Another key approach is a visual one. The MycoKey MMI ® (Morphing Mushroom Identifier) is a great example. It is described as an innovative identification tool which models your fungus on screen as you enter the characters with automatic presentation of the most likely species. A more detailed version of MycoKey to install on your PC is also sold.


Most mushroom books have a key, people are often unaware that they are in the book or haven’t used them. There are some good App keys too, some being a computerised version of a book’s key. Note that any key will only include the species in that book, not all that you may encounter. For example, one popular mushroom book contains about 100 species of the 4500 or so found in the UK.

Identifying mushrooms can be difficult; individuals of the same species will vary with age and the weather, but a key makes the task a lot easier, far better than flicking though the pictures looking for one that looks right. Give them a go. We teach using keys on our courses and attendees soon get the hang of them, identifying many examples we find.

If you followed a key you would have worked out the the mushrooms shown in the observation and examination sections of this post is a Parasol Mushroom (Macrolepiota procera). MycoKey gives a number of possibilities and ranks how well they fit. You can then “drill-down” to read more about each suggestion.

Parasol Mushroom in MycoKey
Parasol Mushroom in MycoKey


d. Check the answer

Check the species that the key has led you to in as many books as you can. Use the pictures and the descriptions. Is every detail correct? Make sure that the descriptions, seasons, preferred habitats and the photographs all agree with each other. If it says only found in the Spring and it is Autumn, you are wrong. Similarly, if it says only found with Oak and you are in an area of just Pine trees, again you are wrong. They may mention “lookalike” species which are worth checking. An Internet search may help in finding more pictures – though there is no guarantee that any picture online is correctly labelled – I am aware of serious errors on reputable web sites!

If the answer given by your key is not like the mushroom your are trying to identify, revisit your key answers in particular any subjective answers like “small”, “bendy” or “sticky”.

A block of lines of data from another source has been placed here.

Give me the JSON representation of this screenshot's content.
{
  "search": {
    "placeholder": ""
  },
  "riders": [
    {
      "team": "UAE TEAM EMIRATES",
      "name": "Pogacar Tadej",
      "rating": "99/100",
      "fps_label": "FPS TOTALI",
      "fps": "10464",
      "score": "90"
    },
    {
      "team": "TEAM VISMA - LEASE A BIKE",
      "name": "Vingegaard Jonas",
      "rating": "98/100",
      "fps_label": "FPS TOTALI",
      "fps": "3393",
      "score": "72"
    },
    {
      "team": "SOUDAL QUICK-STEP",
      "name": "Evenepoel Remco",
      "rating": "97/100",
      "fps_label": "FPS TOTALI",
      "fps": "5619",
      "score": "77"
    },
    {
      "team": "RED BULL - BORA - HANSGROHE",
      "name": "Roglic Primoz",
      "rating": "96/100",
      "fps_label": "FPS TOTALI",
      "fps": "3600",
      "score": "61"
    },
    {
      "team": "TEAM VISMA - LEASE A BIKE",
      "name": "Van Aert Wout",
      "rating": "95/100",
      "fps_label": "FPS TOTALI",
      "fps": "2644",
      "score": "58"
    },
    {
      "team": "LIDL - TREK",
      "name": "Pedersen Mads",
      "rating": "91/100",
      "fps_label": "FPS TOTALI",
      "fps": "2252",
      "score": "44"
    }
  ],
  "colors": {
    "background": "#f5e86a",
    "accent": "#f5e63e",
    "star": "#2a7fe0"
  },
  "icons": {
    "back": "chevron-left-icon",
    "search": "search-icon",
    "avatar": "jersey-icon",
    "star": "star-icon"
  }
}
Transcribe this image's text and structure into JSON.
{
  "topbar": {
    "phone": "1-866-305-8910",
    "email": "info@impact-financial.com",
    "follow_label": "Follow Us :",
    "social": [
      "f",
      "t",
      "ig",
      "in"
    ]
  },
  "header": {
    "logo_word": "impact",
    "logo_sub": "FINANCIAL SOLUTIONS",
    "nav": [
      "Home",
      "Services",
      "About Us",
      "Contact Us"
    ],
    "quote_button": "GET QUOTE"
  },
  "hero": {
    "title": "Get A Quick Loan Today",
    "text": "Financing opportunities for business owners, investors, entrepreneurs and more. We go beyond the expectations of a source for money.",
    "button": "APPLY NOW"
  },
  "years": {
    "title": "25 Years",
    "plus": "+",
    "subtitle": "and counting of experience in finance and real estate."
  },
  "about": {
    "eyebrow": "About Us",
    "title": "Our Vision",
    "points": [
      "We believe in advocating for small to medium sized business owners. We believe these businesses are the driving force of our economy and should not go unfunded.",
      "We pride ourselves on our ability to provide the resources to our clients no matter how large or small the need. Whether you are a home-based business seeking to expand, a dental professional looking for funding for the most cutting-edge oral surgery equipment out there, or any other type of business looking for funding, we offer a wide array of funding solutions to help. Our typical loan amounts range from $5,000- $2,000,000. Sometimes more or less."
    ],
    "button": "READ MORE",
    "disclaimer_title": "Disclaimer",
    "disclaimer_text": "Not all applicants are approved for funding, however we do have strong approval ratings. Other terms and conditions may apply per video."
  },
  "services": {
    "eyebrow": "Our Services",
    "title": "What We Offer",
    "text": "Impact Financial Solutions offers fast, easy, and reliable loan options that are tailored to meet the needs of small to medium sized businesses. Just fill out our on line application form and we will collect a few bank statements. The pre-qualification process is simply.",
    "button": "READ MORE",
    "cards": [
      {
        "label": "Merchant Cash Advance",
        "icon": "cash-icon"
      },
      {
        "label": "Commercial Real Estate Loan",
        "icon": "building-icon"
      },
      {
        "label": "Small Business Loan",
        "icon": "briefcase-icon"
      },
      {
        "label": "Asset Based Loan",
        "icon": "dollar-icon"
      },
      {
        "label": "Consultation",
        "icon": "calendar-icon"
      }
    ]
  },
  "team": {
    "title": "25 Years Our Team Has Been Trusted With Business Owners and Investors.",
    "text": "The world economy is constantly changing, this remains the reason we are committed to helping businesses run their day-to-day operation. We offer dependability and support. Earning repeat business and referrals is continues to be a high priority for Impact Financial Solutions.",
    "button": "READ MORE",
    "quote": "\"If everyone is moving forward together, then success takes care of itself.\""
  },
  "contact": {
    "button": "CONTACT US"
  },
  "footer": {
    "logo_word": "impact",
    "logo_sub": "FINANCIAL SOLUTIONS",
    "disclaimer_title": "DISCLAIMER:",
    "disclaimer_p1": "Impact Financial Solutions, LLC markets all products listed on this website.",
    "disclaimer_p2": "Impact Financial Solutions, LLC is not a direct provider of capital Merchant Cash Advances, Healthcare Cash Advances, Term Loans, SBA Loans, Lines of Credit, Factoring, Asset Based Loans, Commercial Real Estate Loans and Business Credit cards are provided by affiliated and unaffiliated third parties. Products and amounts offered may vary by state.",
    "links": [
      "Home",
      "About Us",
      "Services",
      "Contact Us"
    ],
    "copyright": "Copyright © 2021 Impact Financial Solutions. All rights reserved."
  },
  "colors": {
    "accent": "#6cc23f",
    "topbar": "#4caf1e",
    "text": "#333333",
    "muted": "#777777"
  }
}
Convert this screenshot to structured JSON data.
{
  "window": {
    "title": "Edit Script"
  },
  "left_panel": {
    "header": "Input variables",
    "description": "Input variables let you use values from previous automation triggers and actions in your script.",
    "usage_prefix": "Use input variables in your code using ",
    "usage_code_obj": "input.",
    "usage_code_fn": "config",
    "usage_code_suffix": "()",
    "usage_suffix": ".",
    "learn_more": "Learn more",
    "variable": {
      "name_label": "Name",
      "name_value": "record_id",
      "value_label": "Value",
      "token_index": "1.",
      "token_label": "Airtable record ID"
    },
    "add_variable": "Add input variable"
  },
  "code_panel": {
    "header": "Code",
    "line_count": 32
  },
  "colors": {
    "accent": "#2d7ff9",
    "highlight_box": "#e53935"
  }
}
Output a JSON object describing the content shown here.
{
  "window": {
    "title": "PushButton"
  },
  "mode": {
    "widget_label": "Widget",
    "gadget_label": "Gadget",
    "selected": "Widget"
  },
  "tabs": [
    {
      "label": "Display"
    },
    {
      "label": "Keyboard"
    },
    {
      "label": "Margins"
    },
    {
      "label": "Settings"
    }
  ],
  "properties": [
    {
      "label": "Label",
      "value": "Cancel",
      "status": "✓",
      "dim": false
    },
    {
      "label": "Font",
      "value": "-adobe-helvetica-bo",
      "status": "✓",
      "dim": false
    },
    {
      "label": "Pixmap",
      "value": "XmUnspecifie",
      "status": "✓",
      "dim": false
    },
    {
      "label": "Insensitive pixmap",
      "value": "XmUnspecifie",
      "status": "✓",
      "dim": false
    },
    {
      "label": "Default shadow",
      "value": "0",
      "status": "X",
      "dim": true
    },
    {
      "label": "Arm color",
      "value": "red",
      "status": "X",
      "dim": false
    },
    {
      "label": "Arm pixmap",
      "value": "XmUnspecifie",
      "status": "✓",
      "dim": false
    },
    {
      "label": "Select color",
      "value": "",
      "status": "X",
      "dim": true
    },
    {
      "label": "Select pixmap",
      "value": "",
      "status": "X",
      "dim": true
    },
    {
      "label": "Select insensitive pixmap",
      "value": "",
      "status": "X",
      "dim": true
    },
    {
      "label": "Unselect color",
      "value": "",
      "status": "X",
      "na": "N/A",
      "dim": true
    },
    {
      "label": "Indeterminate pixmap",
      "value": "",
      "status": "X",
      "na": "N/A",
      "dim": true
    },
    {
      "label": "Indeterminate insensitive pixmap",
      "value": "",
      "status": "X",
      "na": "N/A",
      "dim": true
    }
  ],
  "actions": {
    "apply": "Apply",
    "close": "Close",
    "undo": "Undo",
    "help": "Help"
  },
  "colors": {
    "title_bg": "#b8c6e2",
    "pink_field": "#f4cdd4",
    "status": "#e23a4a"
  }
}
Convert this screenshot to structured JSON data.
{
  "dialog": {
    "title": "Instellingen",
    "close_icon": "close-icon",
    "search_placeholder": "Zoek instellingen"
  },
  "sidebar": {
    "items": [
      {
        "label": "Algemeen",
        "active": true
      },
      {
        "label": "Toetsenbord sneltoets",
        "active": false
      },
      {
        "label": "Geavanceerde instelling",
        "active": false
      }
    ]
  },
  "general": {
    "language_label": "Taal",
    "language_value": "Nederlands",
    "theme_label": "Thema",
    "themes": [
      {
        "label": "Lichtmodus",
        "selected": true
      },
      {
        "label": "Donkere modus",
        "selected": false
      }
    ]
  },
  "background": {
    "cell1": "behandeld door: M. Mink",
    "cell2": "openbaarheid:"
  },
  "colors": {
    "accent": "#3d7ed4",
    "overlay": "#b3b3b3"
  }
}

One of my “go to” web sites for checking fungi identifications is First Nature. If you look at the entry there for Parasol Mushroom you can check the details of our identification.